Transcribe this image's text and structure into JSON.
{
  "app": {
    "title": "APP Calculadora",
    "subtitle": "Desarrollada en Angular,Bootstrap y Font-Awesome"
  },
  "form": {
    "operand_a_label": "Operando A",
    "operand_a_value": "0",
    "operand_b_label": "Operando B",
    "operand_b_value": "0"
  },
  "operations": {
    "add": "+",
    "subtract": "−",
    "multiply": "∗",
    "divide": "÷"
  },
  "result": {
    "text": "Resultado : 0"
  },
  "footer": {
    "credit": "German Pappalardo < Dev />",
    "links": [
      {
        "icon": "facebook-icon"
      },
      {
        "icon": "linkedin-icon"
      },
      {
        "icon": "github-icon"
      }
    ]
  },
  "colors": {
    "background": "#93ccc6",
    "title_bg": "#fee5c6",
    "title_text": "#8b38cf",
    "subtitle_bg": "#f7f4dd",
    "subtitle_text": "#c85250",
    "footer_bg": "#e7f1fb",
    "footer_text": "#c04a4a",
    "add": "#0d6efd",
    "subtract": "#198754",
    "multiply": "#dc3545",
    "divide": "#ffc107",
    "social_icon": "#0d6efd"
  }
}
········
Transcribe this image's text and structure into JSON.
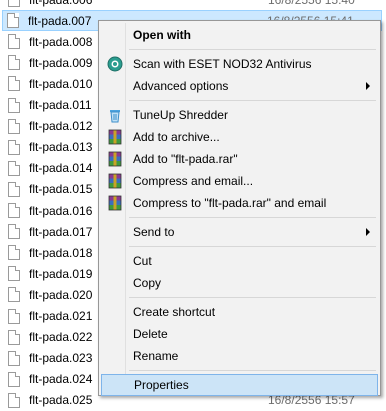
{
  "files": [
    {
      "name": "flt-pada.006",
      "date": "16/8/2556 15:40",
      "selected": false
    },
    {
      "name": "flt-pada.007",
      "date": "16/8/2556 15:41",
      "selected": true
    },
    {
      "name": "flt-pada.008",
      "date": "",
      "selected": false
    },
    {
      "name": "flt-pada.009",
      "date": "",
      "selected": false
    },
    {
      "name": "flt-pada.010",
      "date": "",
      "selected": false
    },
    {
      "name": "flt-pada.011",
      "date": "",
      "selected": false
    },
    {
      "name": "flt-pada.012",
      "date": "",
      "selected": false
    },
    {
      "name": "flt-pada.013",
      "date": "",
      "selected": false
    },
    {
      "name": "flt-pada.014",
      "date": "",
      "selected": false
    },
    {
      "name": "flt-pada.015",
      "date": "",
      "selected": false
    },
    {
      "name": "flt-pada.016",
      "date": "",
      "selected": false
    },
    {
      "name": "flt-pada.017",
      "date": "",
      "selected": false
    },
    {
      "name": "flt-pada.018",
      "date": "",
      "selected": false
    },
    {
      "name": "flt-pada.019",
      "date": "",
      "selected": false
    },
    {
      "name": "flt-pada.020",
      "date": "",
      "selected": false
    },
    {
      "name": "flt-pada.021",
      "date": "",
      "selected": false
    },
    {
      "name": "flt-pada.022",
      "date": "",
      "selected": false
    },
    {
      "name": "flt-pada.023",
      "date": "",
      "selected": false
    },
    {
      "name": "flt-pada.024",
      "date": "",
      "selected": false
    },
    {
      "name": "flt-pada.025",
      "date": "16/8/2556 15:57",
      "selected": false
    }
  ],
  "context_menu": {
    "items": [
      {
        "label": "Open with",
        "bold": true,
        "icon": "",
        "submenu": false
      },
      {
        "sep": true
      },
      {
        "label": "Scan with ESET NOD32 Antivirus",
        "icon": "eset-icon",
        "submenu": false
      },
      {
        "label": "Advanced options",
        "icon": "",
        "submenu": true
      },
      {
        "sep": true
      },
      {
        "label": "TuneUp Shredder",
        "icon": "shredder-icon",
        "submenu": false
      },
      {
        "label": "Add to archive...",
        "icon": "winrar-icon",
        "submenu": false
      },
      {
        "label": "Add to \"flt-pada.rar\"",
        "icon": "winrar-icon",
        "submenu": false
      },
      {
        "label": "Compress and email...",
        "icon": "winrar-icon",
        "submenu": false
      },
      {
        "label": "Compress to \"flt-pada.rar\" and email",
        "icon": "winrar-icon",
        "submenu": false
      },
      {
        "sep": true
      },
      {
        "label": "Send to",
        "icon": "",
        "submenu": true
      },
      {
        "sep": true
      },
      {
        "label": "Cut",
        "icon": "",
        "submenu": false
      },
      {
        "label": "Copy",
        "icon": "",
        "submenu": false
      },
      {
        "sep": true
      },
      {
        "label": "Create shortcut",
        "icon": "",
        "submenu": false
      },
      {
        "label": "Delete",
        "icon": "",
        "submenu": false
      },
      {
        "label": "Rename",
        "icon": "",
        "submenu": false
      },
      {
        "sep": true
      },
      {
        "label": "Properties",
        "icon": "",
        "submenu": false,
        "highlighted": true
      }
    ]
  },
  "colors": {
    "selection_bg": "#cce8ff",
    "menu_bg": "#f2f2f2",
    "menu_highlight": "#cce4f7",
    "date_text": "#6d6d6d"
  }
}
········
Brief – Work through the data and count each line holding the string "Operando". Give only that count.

Solution to the exercise – 2